#### [What the task requires]
The listing that follows should be copied in full, exactly as written.

#### [Supplied information]
- Opening Delimiter -

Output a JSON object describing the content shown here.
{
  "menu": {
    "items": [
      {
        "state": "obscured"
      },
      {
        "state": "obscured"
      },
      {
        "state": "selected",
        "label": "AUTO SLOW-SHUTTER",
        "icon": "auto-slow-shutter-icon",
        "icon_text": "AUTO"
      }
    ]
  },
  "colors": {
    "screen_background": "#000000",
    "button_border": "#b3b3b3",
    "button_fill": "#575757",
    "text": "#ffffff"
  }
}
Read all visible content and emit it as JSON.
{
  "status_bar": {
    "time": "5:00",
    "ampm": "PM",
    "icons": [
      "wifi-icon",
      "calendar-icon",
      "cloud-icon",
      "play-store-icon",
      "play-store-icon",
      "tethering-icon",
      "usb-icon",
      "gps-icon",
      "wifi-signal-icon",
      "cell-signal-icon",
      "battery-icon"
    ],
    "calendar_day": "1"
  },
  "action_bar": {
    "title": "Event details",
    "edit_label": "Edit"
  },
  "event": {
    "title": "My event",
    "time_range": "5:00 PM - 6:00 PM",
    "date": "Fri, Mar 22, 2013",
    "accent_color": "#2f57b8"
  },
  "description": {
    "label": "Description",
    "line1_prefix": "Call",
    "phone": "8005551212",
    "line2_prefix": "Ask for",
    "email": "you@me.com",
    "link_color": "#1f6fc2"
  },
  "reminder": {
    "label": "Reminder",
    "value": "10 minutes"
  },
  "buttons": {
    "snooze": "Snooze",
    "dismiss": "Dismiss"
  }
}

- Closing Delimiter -

#### [Solution to this exercise]
Output a JSON object describing the content shown here.
{
  "menu": {
    "items": [
      {
        "state": "obscured"
      },
      {
        "state": "obscured"
      },
      {
        "state": "selected",
        "label": "AUTO SLOW-SHUTTER",
        "icon": "auto-slow-shutter-icon",
        "icon_text": "AUTO"
      }
    ]
  },
  "colors": {
    "screen_background": "#000000",
    "button_border": "#b3b3b3",
    "button_fill": "#575757",
    "text": "#ffffff"
  }
}
Read all visible content and emit it as JSON.
{
  "status_bar": {
    "time": "5:00",
    "ampm": "PM",
    "icons": [
      "wifi-icon",
      "calendar-icon",
      "cloud-icon",
      "play-store-icon",
      "play-store-icon",
      "tethering-icon",
      "usb-icon",
      "gps-icon",
      "wifi-signal-icon",
      "cell-signal-icon",
      "battery-icon"
    ],
    "calendar_day": "1"
  },
  "action_bar": {
    "title": "Event details",
    "edit_label": "Edit"
  },
  "event": {
    "title": "My event",
    "time_range": "5:00 PM - 6:00 PM",
    "date": "Fri, Mar 22, 2013",
    "accent_color": "#2f57b8"
  },
  "description": {
    "label": "Description",
    "line1_prefix": "Call",
    "phone": "8005551212",
    "line2_prefix": "Ask for",
    "email": "you@me.com",
    "link_color": "#1f6fc2"
  },
  "reminder": {
    "label": "Reminder",
    "value": "10 minutes"
  },
  "buttons": {
    "snooze": "Snooze",
    "dismiss": "Dismiss"
  }
}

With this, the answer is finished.